WORK TASK: Your task is to work out how many lines in the data include the word "JSON". Reply with the number alone.

DATA PROVIDED:
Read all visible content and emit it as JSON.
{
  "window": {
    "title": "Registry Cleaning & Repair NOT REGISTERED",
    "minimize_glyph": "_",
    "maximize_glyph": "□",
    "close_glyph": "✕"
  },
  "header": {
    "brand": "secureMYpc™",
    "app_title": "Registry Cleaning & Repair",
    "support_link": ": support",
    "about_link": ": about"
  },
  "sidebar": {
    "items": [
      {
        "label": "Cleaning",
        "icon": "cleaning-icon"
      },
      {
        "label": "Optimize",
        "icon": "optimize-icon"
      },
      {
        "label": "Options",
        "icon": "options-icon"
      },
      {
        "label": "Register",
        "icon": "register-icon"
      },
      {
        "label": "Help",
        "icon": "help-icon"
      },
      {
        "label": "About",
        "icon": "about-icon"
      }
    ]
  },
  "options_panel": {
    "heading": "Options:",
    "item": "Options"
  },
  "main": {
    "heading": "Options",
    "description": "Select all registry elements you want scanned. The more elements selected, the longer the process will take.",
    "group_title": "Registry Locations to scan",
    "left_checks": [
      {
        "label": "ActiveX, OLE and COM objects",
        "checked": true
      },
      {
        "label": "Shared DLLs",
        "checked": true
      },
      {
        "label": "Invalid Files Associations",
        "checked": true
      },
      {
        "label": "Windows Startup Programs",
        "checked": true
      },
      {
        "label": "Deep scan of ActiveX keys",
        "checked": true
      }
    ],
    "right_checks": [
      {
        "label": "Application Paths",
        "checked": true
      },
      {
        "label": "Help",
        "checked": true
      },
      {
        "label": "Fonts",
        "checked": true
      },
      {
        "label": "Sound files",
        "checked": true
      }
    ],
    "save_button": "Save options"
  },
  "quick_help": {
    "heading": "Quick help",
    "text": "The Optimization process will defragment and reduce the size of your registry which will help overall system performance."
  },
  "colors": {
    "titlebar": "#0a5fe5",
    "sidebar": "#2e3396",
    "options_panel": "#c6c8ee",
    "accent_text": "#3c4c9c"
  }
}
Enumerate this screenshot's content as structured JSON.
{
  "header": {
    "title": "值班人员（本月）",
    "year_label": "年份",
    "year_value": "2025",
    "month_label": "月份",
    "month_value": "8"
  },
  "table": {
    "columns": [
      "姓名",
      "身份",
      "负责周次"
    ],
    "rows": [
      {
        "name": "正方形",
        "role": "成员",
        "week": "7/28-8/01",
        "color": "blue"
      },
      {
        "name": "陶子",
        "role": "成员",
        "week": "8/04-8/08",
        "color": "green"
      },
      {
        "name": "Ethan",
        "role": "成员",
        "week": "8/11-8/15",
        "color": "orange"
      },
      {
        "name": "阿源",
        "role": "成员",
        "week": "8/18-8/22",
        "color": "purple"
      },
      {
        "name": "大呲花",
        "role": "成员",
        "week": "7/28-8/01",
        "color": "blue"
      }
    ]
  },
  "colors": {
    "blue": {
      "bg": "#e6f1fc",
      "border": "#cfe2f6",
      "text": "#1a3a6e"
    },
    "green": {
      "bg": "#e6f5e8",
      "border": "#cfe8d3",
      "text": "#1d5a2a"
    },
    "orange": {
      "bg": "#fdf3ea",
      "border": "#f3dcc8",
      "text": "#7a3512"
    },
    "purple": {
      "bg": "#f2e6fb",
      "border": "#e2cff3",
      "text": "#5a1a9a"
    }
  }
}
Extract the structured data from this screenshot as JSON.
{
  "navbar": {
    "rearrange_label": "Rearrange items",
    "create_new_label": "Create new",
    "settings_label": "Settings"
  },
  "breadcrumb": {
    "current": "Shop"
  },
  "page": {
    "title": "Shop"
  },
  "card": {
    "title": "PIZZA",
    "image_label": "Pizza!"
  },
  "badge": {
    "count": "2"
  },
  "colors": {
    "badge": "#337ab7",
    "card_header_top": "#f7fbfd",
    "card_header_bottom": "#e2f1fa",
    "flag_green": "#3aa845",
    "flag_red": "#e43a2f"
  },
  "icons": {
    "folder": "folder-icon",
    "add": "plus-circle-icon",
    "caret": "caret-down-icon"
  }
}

SOLUTION FOR THIS EXERCISE: 3